Need more evidence that the Detroit Red Wings arena subsidy is really, truly going ahead despite the city of Detroit being bankrupt? The state just approved the city’s development arm to sell $284.5 million in bonds for the project:
[Gov. Rick] Snyder paid a visit to the Strategic Fund board moments after it approved the deal and said the new arena is very exciting for Michigan.
“Detroit’s really on a comeback path,” he said. “I think Detroit is absolutely poised for a bright exciting future. This is just another proof point in that exercise.”…
He said he can justify the use of tax dollars on the project, given Detroit’s finances, because it is about investing in the city’s future.
“This is a catalyst project,” Snyder said. “This is going to be where the Red Wings are. Who doesn’t get fired up in Detroit about the Red Wings? Come on now, the people that are criticizing are people from outside of Michigan. This is something that is important to all of us.”

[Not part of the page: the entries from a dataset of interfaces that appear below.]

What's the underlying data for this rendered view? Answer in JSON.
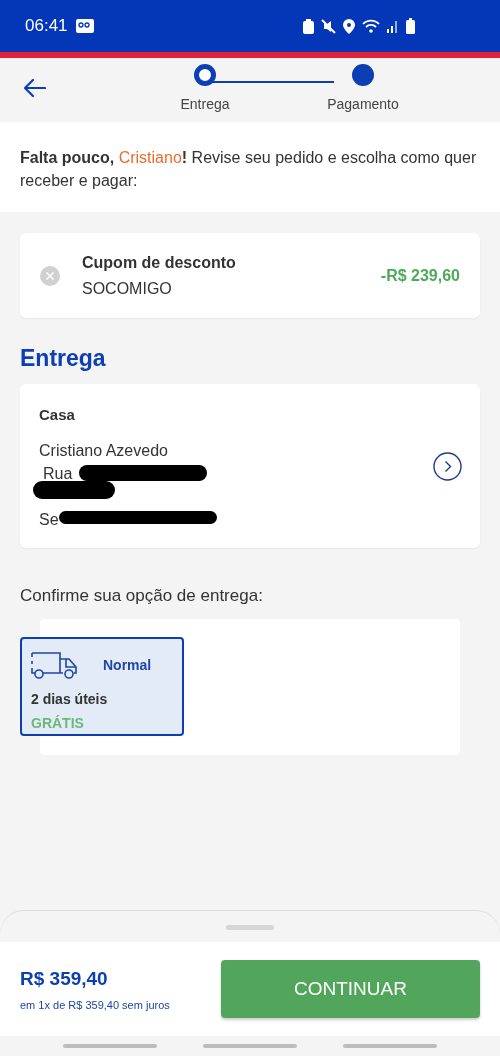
{
  "status_bar": {
    "time": "06:41"
  },
  "stepper": {
    "steps": [
      {
        "label": "Entrega",
        "selected": true
      },
      {
        "label": "Pagamento",
        "selected": false
      }
    ]
  },
  "intro": {
    "greeting": "Falta pouco, ",
    "name": "Cristiano",
    "text": "**!** Revise seu pedido e escolha como quer receber e pagar:"
  },
  "coupon": {
    "title": "Cupom de desconto",
    "code": "SOCOMIGO",
    "amount": "-R$ 239,60"
  },
  "delivery": {
    "heading": "Entrega",
    "address": {
      "label": "Casa",
      "lines": [
        {
          "text": "Cristiano Azevedo",
          "redacted": false
        },
        {
          "text": "Rua",
          "redacted": true
        },
        {
          "redacted": true
        },
        {
          "text": "Se",
          "redacted": true
        }
      ]
    },
    "prompt": "Confirme sua opção de entrega:",
    "options": [
      {
        "name": "Normal",
        "time": "2 dias úteis",
        "price": "GRÁTIS",
        "selected": true
      }
    ]
  },
  "footer": {
    "total": "R$ 359,40",
    "installments": "em 1x de R$ 359,40 sem juros",
    "button": "CONTINUAR"
  }
}
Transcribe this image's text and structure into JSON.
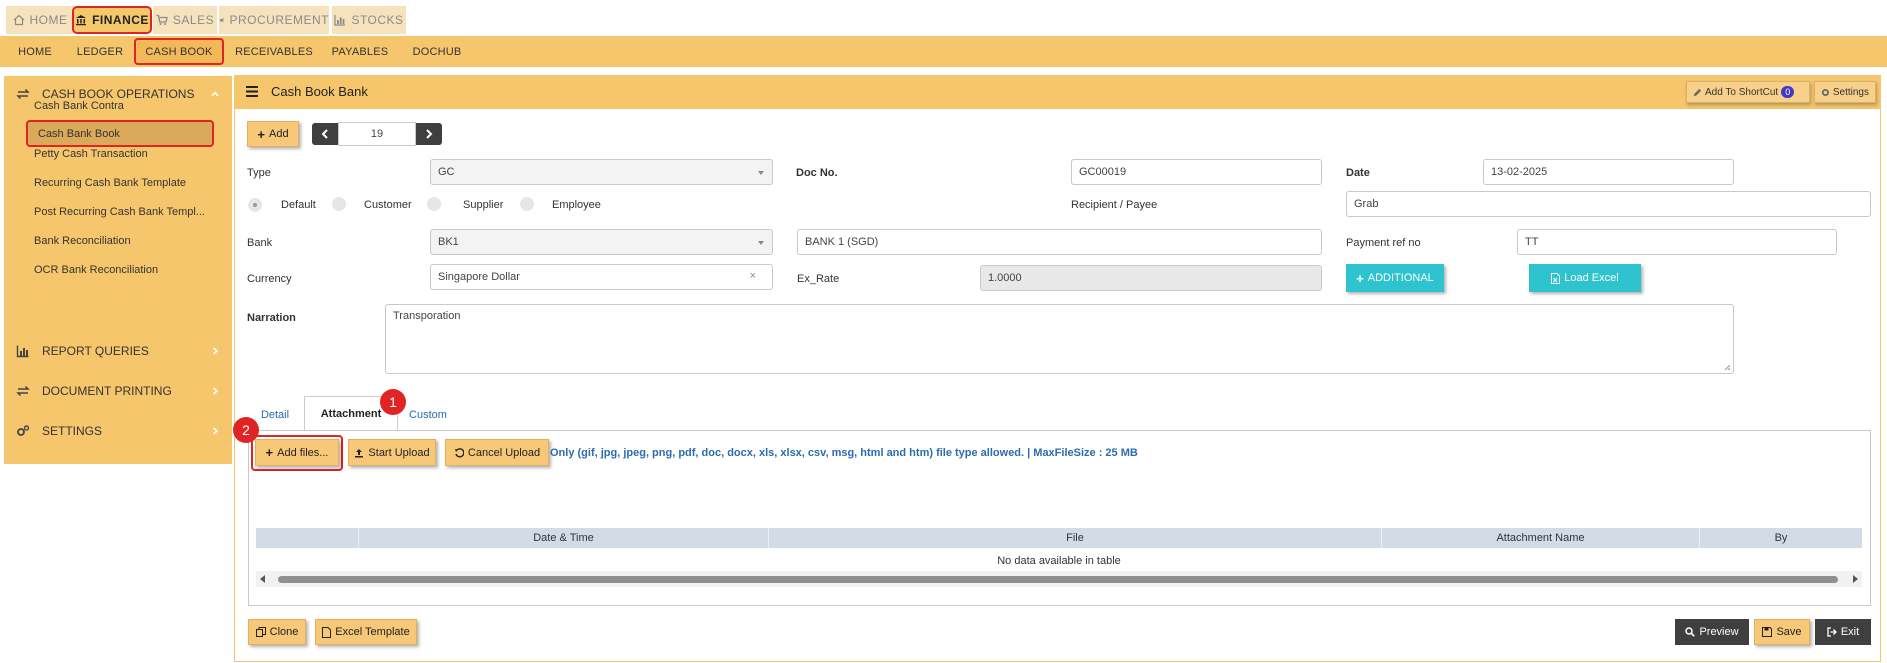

Only about 55% [UPDATE: see below] of the public bonds will be repaid by the Detroit Development Authority out of city property taxes — the rest will come from Red Wings owner Mike Ilitch — so that would keep the city’s subsidy down to a mere $156 million [UPDATE: see below]. Still, you can’t help wondering if the state government that is forcing Detroit to consider selling off the paintings in its art museum might be a bit hasty in not questioning whether a new hockey arena is the best “investment in the city’s future” that the city can come up with. Even if, say, a working school system might not get people as “fired up.” Maybe if the schools sold souvenir jerseys…
Meanwhile, it looks like somebody has decided that so long as there’s public money being handed around for stadiums, he’s going to try to get a piece of the action:
The Toronto-based owners of the Pontiac Silverdome have submitted a bid for the Wayne County justice department sites in hopes of opening a stadium for a Detroit Major League Soccer team, along with a mall, residential space and office towers.
UPDATE: A new analysis by Crain’s Detroit has the city’s share of the arena project at 58%, for a total of $261.5 million, so clearly my math was a bit off. (I think I used the wrong denominator. It was early.) That’s in line with the original estimates. Also, a heckuva lot of money. I still haven’t seen any studies, even crappy ones, showing how Detroit would make that back in new economic activity from moving a hockey arena from one part of town to another.